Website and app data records
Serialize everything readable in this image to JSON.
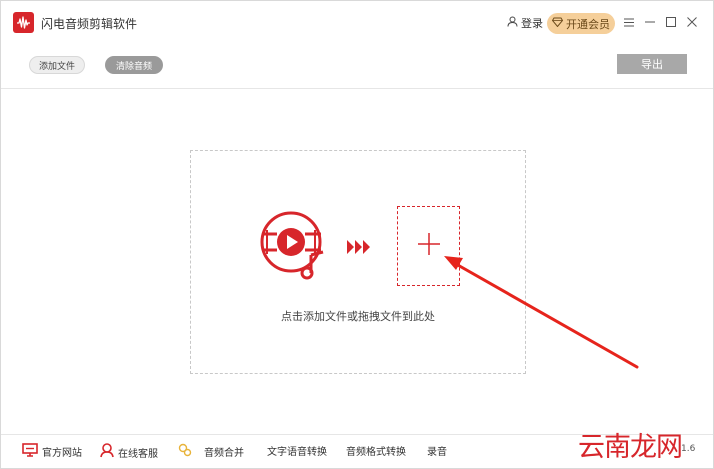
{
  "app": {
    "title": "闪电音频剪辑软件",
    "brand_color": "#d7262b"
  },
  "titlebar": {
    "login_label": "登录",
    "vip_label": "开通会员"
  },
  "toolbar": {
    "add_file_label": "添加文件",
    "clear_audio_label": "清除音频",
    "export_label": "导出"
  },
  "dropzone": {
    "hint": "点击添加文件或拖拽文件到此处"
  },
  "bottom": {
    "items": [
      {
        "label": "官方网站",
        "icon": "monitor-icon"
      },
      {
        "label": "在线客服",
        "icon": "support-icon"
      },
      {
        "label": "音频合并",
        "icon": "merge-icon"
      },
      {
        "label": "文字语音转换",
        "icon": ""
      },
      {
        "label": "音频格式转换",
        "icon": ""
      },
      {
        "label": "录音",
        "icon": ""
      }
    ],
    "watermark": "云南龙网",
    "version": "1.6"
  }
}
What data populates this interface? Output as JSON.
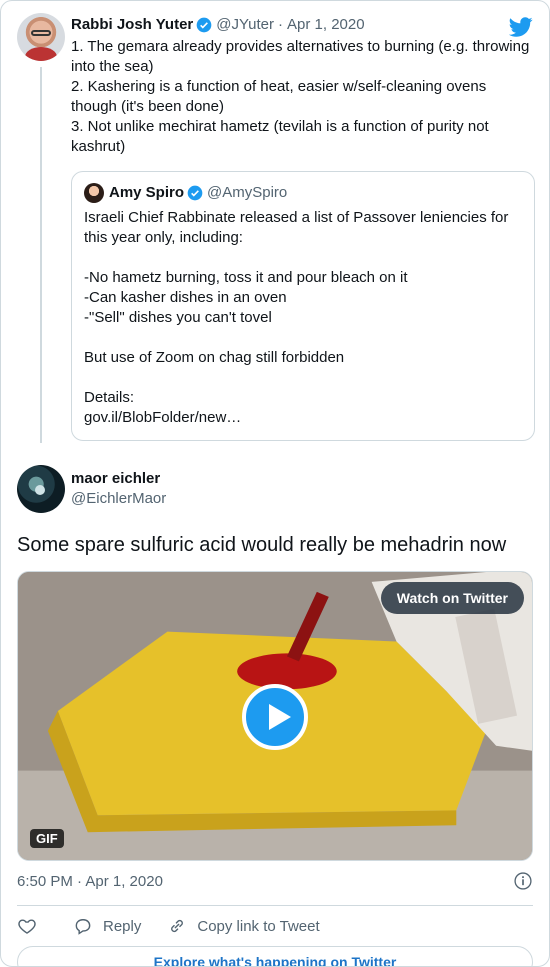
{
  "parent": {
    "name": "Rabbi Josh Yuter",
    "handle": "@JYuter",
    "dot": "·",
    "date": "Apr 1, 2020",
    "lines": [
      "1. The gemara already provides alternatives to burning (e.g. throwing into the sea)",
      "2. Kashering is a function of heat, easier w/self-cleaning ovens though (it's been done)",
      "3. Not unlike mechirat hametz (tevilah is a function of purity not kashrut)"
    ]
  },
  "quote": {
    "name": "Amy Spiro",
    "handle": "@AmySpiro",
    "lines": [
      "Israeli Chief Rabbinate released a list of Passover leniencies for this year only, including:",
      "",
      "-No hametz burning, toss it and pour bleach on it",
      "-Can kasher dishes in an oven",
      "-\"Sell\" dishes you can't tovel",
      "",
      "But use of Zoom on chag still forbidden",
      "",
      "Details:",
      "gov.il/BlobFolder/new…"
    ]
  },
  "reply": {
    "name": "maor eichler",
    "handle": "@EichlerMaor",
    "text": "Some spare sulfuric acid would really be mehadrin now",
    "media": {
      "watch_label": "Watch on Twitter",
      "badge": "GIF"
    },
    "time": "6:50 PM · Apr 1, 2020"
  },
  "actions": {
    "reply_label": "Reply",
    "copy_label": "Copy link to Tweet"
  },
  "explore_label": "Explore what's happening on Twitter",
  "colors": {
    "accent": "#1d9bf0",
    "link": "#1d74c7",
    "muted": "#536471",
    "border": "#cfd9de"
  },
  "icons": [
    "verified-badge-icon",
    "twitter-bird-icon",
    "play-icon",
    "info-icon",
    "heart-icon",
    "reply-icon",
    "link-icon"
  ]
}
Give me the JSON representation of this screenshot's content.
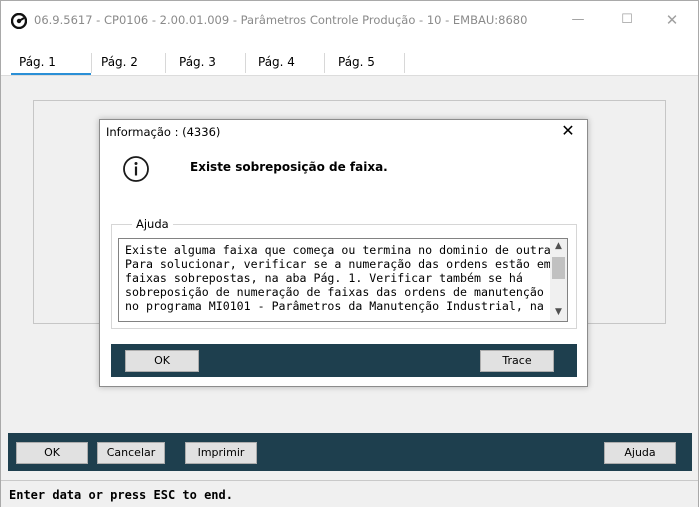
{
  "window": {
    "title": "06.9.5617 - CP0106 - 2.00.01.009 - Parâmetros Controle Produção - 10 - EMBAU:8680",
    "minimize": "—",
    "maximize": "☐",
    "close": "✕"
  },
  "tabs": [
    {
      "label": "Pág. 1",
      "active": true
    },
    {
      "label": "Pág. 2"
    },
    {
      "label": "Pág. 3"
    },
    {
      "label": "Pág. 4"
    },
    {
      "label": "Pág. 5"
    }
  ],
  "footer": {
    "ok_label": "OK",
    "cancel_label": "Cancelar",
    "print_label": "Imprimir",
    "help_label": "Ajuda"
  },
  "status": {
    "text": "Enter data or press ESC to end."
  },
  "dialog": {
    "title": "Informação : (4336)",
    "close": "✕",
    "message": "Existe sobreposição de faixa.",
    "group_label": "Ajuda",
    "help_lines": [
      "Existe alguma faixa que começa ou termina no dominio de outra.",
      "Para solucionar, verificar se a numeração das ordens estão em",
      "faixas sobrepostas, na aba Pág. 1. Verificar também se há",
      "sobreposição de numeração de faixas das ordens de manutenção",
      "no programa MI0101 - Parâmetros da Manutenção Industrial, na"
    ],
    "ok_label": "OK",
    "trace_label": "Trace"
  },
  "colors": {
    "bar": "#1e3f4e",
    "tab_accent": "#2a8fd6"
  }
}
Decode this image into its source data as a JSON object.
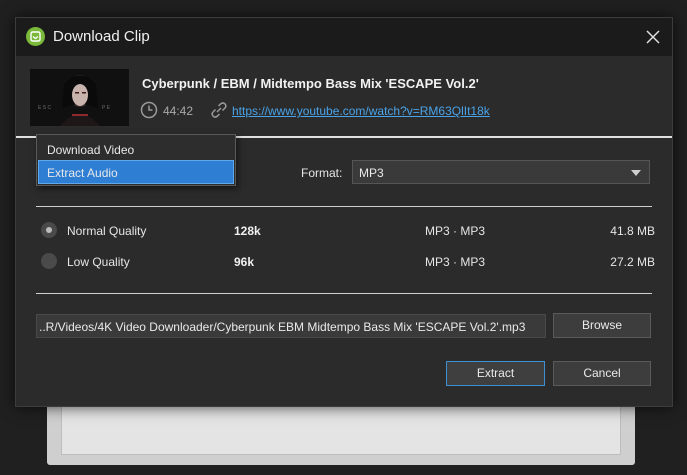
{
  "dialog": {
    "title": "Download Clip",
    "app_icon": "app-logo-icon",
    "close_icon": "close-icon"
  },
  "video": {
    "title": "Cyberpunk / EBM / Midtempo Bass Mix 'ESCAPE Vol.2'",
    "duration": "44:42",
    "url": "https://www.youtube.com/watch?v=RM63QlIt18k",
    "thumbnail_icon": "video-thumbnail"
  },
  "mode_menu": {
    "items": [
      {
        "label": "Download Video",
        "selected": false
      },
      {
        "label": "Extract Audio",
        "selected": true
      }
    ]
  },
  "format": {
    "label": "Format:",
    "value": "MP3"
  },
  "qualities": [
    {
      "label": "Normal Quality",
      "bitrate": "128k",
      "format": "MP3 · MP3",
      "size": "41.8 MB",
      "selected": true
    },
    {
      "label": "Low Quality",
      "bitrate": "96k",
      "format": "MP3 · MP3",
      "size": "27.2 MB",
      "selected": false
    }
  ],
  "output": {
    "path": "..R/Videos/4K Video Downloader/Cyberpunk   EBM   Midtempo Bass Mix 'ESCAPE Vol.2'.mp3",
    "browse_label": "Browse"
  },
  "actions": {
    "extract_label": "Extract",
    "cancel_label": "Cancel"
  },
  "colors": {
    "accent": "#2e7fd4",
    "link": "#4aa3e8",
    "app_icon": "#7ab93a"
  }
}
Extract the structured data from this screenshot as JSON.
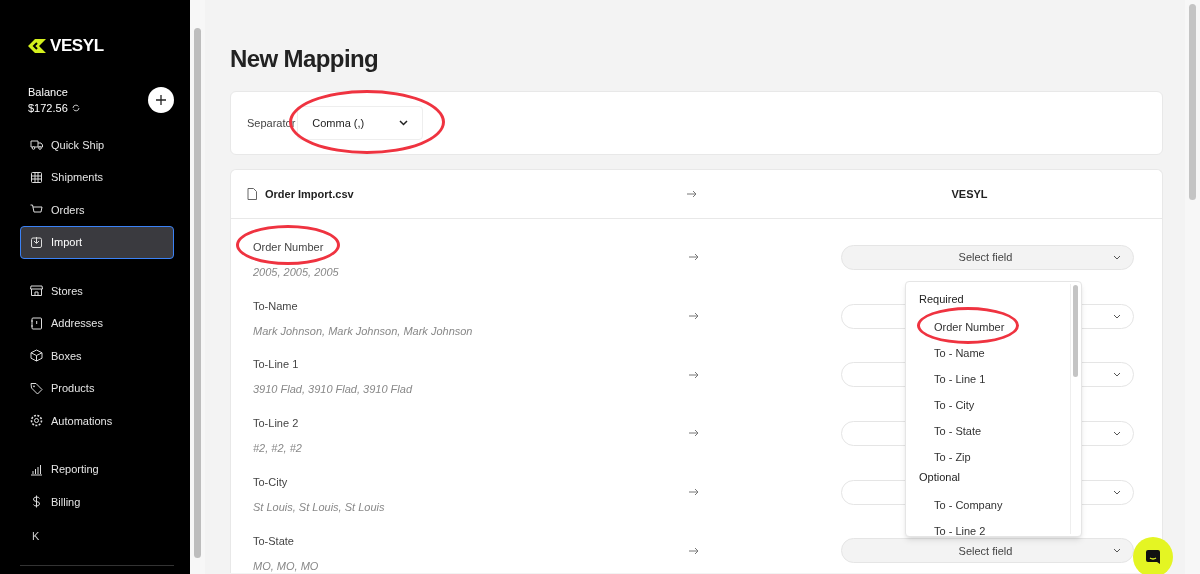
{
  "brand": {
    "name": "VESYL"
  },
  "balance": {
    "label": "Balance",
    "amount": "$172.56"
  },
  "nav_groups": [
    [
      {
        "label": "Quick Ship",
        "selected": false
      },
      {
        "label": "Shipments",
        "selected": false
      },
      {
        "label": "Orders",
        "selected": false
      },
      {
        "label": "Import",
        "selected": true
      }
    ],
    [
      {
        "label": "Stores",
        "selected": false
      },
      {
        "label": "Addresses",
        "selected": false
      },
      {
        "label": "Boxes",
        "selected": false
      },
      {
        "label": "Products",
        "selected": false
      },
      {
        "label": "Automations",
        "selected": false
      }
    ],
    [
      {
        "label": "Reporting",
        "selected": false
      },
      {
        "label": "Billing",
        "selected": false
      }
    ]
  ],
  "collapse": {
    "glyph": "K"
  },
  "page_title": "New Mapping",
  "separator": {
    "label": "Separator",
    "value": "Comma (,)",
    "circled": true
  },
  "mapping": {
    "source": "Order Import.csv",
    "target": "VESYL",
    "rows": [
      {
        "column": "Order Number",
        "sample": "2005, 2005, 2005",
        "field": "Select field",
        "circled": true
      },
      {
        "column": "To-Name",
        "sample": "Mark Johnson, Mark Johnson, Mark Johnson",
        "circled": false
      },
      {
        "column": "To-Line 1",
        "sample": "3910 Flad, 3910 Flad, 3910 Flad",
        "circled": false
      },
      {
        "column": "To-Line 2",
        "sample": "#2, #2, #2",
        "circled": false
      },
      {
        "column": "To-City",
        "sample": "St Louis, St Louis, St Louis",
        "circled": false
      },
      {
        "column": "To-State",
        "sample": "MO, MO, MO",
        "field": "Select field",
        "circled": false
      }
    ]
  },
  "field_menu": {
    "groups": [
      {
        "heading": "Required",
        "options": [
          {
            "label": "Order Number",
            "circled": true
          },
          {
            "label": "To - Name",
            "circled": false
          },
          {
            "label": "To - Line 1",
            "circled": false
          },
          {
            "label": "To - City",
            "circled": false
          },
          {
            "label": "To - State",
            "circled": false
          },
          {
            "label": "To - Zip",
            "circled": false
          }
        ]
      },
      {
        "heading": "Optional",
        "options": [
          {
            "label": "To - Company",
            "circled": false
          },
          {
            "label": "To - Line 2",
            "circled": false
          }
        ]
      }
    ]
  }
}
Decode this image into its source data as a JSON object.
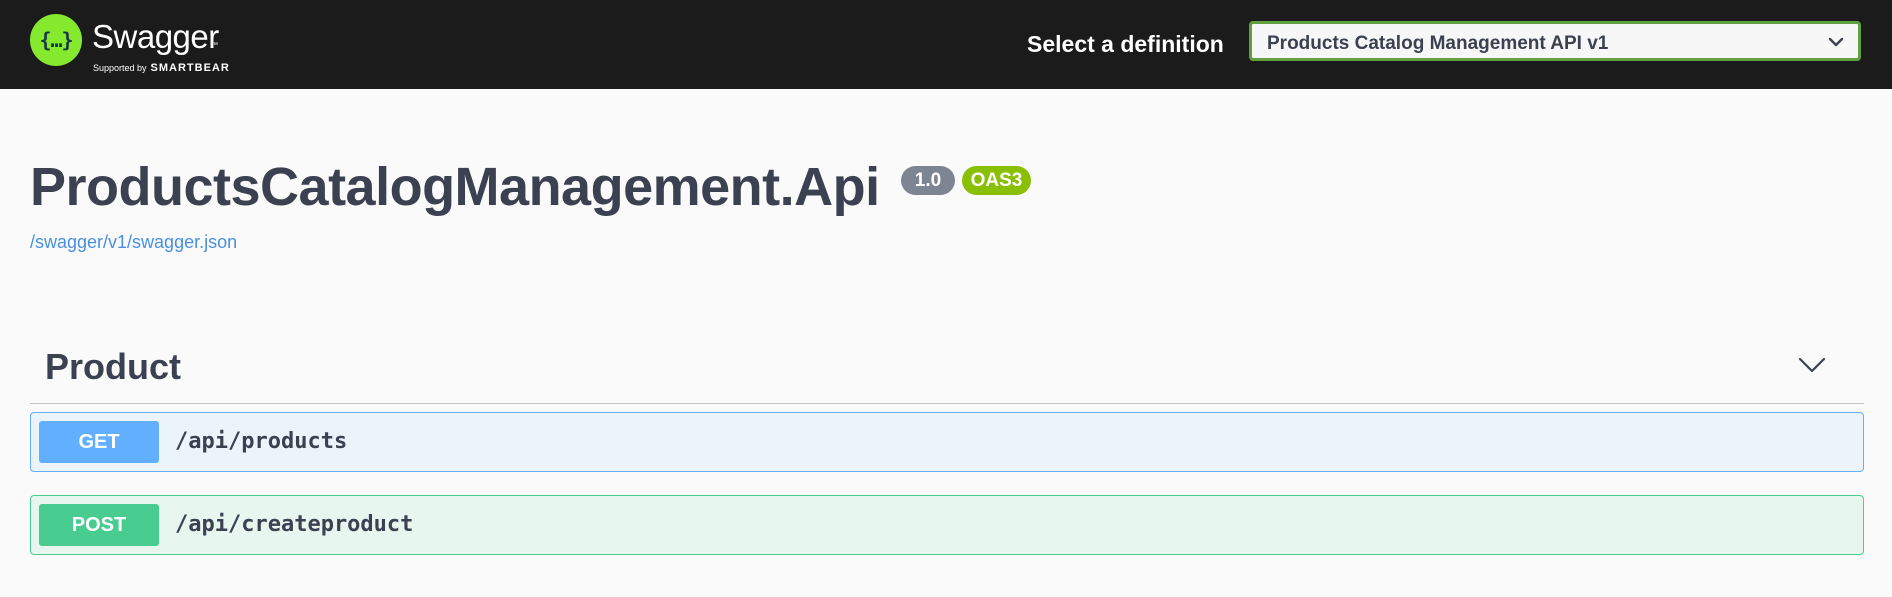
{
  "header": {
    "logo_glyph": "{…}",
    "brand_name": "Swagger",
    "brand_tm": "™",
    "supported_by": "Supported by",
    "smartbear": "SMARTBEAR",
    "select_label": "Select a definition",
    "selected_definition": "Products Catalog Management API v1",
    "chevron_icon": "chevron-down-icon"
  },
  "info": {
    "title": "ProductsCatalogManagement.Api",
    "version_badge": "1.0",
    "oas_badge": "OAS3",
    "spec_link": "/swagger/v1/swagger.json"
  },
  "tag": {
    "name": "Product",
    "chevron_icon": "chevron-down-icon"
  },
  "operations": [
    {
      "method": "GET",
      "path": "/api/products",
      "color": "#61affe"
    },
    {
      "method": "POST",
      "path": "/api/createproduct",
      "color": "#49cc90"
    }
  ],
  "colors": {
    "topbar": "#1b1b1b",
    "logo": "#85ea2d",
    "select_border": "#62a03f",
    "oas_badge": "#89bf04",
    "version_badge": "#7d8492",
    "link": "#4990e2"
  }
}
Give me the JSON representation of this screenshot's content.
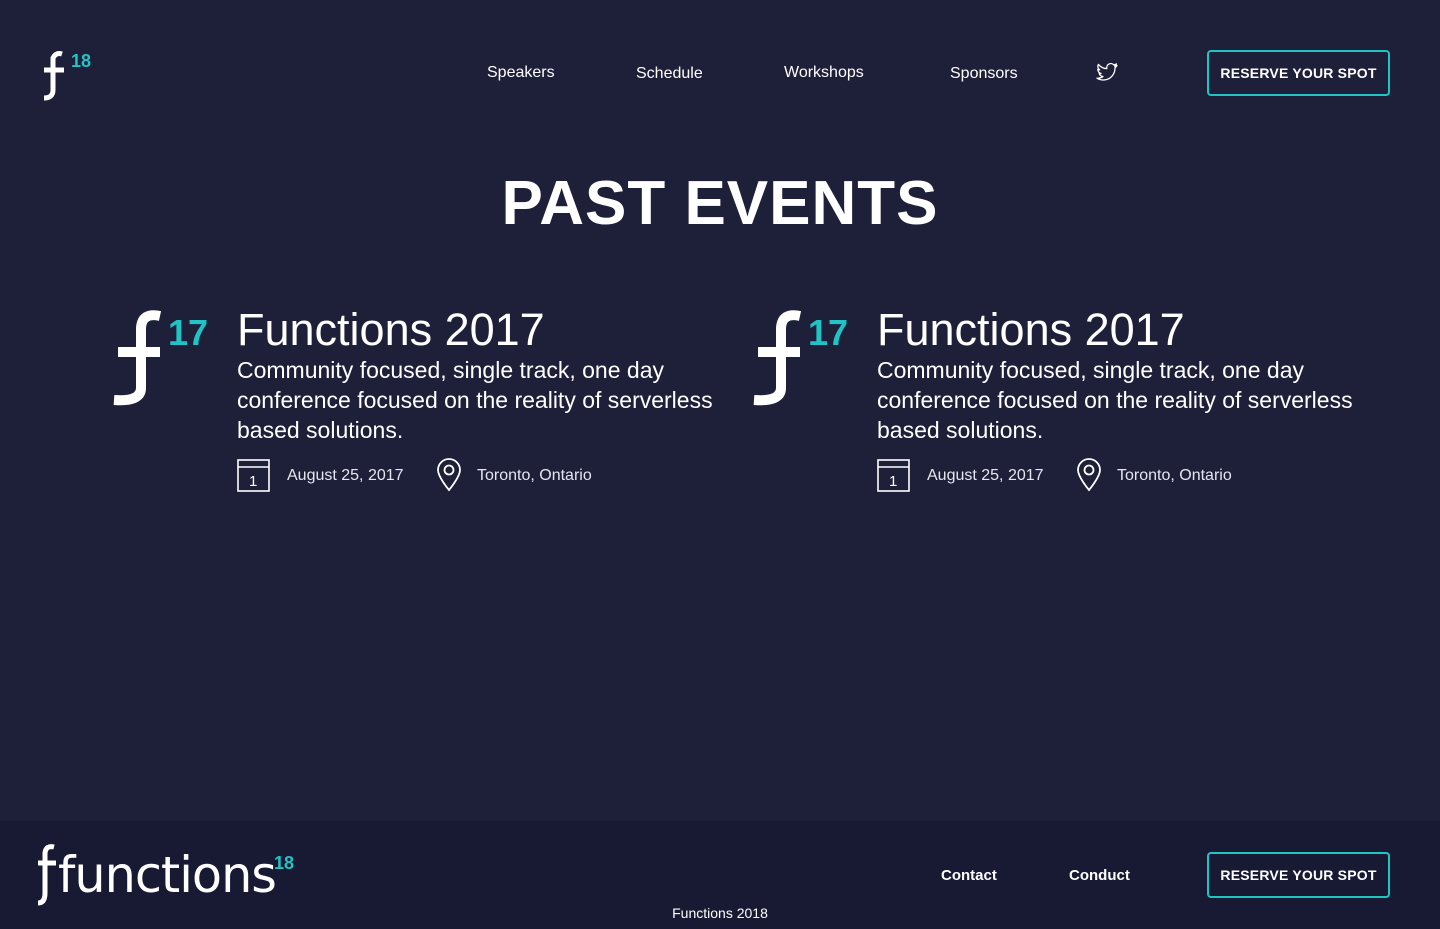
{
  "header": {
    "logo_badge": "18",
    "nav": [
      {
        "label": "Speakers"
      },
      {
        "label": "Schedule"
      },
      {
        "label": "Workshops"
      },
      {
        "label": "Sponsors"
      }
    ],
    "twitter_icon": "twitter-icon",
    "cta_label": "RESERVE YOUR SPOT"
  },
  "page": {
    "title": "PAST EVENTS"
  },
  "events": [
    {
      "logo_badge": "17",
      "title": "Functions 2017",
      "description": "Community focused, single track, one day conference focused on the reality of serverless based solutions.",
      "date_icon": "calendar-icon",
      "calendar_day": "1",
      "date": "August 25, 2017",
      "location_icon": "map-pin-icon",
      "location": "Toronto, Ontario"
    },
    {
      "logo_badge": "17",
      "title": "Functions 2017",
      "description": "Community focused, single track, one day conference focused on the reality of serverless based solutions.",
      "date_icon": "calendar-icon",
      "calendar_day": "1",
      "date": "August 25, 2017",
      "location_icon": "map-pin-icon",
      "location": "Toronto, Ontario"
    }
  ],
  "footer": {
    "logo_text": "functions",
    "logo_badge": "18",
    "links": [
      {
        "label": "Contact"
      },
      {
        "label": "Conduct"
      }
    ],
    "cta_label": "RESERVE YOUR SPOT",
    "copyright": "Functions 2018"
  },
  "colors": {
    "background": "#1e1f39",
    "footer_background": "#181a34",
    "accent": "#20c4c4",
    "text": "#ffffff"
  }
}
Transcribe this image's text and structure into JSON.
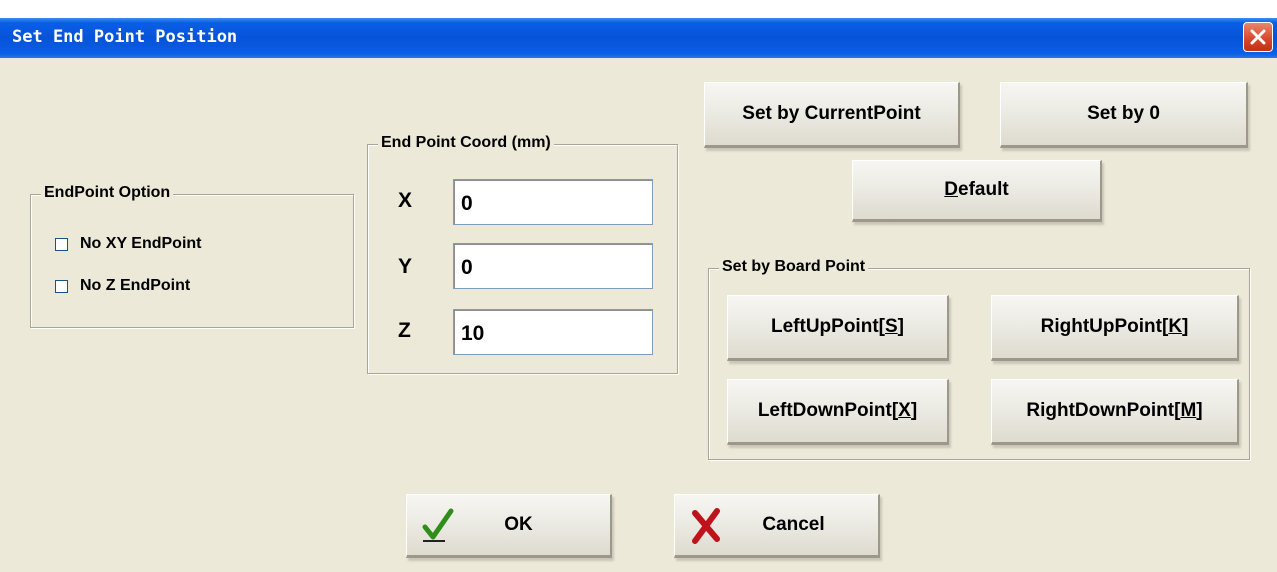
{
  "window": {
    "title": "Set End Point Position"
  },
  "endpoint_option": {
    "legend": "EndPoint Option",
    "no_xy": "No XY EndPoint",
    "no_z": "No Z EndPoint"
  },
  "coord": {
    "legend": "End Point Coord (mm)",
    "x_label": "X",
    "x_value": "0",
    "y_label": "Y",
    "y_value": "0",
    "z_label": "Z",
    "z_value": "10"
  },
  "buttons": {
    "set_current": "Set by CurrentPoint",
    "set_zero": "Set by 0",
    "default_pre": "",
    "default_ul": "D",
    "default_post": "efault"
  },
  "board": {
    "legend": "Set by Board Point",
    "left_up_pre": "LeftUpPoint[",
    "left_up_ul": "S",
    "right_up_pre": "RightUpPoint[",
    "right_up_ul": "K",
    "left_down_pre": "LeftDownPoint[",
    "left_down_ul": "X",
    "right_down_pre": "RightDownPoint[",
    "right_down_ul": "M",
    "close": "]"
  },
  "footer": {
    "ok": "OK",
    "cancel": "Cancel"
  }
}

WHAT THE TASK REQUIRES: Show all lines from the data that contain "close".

SOLUTION TO THIS TASK:
    "close": "✕"
    "close": "✕",
    "close_icon": "close-icon"
    "close": "]"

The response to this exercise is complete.